From intricately carved pencil boxes to chocolate rockets, there are no shortage of examples showcasing the myriad materials and projects the Glowforge can tackle, but we wanted to know more. We asked founder and CEO Dan Shapiro for an update on the company and to learn what the current “kings of Kickstarter” have planned in the near term.

Gizmag: I’m sure you’re expecting this first question – when will production units ship?

Shapiro: When we’re sure it’s not the first pancake. We’ve burned plenty of pancakes and our goal is to be sure that when we ship we deliver a device that people will be able to use and enjoy for years. Right now we’re expecting to deliver to our Kickstarter backers during the first half of 2016. For orders placed now, most likely Q3, 2016.

Gizmag: Compared to other 3D printers, the Glowforge machines appear incredibly polished. Who is your intended audience? The pro machine for shared spaces and serious makers and the basic unit for everyone else?

Shapiro: I hope so. When I was seven my dad who was a professor of computer science and my mom who was a professor of speech and communications got into an argument over whether I could have a computer. My mom won so for my seventh birthday I got a Commodore 64. I still remember it clear as day. Sitting on my dad’s knee writing a simple game out of if-then statements. It’s how I got here. And I hope this can be the same kind of tool for the next generation of kids.

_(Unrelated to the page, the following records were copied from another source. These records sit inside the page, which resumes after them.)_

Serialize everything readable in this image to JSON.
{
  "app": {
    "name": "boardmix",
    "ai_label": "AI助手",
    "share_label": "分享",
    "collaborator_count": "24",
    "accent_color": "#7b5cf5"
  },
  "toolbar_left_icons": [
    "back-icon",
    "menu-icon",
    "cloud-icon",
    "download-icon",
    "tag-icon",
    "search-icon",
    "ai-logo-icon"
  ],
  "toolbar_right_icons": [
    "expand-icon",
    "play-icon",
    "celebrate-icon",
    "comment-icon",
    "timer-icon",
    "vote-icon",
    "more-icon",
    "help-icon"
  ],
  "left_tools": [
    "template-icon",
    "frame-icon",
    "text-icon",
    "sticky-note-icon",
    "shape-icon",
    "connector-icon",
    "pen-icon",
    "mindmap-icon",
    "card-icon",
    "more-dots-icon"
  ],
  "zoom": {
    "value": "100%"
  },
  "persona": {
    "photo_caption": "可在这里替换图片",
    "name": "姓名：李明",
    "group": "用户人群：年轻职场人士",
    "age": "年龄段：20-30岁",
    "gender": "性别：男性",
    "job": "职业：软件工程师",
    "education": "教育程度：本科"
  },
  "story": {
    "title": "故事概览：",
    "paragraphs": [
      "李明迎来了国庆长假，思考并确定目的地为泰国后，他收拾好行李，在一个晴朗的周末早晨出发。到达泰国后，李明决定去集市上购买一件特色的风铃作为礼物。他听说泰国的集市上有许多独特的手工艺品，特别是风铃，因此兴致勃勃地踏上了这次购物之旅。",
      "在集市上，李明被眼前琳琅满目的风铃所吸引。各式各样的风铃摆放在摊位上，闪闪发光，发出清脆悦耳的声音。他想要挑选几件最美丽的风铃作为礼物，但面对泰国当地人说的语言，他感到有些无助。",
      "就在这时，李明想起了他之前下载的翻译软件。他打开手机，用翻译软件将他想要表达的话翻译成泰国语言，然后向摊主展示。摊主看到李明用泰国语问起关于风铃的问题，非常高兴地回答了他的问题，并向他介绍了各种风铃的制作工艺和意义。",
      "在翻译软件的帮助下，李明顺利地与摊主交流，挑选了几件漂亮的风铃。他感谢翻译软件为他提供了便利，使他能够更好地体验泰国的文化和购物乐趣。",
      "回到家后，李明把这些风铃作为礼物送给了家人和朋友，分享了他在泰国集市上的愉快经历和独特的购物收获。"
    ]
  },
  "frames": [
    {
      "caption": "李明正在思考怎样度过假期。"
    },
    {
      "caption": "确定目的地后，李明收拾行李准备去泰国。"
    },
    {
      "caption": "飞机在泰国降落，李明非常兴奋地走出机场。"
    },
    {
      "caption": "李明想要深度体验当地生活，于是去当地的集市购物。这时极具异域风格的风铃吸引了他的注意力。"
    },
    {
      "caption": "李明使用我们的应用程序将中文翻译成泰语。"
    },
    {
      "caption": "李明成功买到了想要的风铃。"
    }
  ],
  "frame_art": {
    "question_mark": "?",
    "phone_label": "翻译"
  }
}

Today, a Glowforge is still $2400 for the basic model which is a price point not everyone can get to. It’s going to go up before it goes down too, but five years hence I want everyone to have access to this and I hope more and more families will see this as a learning experience they want to give their kids.

Sure. I can see banks of machines for rent by the hour at maker spaces, but I imagine someone who is a wallet specialist who says “I will print any wallet for you, I’ve got 50 different designs and leathers, I’ll do the lacing so you tell me what you want and I’ll make it exactly to your specifications and take it to the post office.”

Gizmag: So, what’s next for Glowforge?

Shapiro: There’s this wall in my future that’s called shipping and we’re going to get there as fast as we can. The only thing that’s more important to me than shipping is that we have a fantastic product to ship.

I feel pretty good about this product. So many times you have to make a hundred compromises to get it out, but we didn’t have to make a hundred compromises. This is a platform that I think will survive for many years to come and it will be improved constantly by virtue of software. The design principle is we are going to put out a really robust platform that we can build on from a software standpoint and unlock new features. We have so many amazing things that we have planned for this device that we haven’t told anyone about. In fact, it wouldn’t shock me if we were still selling this device or something very close to it four or five years from now. We have some ideas for the hardware but eh … the really exciting stuff is what we’re going to be doing with the software on this thing because it has a ton of potential.

Gizmag: So do you envision a sort of “app store” for designs and templates that you’ll host?

Shapiro: That’s exactly what we’re thinking about. It’s a premium catalog where designers can go and take really beautiful stuff and share it with the world and get paid for it. We want something that’s well curated that brings the most beautiful and useful to the front. I can’t wait to get this out there and let people start experimenting and telling us what to do with it.

Check out the video below to learn more about Glowforge and visit the photo gallery for some examples of the awesome creations this machine can produce (including a 3D-laser-printed-drone with rubber band gatling guns!).

Pre-orders for Glowforge currently start at US$2,395 for the basic model.

Source: Glowforge